Your objective
Work through the data and say how many lines contain "title". The number alone is the answer.

Task data
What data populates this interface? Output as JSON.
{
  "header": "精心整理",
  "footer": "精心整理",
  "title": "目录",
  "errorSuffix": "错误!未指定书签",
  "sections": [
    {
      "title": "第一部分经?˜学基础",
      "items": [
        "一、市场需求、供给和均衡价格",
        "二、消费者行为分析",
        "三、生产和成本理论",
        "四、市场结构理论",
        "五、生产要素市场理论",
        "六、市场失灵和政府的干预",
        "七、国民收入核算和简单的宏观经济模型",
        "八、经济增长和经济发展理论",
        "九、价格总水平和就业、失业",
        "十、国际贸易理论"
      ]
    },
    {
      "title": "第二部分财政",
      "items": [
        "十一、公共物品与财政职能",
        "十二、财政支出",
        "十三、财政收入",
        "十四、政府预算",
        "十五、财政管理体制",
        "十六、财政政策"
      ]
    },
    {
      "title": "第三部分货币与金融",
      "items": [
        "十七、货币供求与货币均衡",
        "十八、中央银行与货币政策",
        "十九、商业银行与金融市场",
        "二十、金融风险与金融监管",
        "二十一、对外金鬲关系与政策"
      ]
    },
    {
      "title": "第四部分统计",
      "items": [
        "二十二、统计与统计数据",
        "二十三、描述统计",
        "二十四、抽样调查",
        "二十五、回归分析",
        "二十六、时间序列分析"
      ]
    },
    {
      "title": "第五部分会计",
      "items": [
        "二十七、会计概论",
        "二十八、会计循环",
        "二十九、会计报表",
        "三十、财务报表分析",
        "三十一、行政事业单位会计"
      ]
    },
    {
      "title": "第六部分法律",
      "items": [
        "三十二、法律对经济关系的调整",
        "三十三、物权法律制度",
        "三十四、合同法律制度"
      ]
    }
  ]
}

Solution to the exercise
7